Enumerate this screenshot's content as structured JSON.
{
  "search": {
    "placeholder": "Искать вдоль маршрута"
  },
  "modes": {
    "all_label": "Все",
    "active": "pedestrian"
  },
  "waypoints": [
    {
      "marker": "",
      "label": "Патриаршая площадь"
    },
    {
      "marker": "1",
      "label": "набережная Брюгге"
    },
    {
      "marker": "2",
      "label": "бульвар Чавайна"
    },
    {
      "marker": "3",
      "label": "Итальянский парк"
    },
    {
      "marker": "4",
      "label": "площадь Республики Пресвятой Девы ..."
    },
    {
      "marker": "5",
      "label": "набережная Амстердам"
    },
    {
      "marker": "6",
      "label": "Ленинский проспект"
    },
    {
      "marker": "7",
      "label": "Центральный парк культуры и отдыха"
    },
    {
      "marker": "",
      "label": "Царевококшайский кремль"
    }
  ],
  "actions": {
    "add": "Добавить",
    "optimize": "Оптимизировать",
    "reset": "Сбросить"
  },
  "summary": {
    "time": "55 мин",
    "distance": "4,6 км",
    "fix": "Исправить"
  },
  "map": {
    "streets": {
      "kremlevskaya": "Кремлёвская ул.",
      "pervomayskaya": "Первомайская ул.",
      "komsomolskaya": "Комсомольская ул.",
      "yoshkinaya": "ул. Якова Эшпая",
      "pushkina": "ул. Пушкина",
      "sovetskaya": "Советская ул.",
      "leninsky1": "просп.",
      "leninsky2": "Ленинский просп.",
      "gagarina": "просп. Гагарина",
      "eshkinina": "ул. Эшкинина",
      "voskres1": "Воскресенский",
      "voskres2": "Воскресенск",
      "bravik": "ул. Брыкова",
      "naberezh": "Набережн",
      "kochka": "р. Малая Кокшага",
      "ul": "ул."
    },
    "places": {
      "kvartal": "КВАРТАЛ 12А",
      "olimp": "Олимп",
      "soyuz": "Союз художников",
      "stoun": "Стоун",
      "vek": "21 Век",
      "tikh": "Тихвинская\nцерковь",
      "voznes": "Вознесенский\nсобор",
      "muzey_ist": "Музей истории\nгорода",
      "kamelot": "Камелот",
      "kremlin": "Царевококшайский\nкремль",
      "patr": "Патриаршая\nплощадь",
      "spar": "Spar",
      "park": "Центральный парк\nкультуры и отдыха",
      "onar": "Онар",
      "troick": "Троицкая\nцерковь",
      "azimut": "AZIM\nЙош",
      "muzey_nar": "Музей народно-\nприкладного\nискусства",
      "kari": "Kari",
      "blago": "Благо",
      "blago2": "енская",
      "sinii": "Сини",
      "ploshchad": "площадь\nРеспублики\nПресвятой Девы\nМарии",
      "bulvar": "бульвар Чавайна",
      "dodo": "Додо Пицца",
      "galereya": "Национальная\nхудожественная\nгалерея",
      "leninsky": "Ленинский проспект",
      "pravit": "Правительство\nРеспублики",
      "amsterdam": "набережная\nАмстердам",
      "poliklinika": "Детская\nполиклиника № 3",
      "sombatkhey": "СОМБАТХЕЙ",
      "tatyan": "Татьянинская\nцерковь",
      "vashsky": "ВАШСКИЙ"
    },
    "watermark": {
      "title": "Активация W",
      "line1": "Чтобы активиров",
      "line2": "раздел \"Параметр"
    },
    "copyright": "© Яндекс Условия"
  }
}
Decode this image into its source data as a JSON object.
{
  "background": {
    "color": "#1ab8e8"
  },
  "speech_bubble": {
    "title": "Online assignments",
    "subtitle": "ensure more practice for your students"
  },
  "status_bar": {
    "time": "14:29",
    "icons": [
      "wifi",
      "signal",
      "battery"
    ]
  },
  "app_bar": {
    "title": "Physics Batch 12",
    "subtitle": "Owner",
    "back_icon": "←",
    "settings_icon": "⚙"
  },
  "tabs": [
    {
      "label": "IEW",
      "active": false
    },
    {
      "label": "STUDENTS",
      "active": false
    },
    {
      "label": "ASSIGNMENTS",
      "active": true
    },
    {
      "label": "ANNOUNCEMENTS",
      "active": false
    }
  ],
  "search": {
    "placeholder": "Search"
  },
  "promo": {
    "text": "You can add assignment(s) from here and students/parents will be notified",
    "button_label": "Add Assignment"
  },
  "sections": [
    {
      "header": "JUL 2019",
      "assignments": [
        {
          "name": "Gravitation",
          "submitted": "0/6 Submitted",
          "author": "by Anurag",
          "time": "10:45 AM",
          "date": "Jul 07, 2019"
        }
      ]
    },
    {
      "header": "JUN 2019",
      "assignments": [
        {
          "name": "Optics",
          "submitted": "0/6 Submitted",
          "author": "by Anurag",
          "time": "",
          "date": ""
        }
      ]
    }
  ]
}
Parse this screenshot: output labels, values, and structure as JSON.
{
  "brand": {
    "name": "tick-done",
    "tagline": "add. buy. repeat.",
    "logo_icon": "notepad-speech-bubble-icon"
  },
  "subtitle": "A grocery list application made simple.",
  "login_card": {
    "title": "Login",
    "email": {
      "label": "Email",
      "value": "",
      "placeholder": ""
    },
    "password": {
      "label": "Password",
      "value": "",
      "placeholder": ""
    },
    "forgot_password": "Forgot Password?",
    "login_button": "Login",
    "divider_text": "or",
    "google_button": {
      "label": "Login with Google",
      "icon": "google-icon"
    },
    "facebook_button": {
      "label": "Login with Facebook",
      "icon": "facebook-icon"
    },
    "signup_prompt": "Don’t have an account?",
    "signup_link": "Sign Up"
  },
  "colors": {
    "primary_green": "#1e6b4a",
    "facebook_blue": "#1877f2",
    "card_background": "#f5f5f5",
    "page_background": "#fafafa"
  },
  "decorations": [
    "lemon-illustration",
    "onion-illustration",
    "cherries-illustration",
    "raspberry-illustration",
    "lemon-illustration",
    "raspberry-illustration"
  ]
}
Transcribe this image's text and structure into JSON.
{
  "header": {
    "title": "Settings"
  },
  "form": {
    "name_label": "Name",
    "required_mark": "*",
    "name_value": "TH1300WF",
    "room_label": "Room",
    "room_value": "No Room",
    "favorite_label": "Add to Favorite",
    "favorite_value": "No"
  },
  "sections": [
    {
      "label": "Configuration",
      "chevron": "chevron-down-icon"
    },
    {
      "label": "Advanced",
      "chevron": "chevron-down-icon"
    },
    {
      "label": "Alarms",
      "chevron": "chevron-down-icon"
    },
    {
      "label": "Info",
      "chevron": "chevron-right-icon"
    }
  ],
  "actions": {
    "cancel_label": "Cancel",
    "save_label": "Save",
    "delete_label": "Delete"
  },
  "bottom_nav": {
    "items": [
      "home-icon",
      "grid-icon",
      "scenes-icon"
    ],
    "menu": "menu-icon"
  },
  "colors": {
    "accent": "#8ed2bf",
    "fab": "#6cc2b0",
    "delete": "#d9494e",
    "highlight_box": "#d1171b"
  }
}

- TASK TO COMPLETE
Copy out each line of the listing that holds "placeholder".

- OUTPUT FOR THIS EXERCISE
    "placeholder": "Искать вдоль маршрута"
    "placeholder": "Search"
      "placeholder": ""
      "placeholder": ""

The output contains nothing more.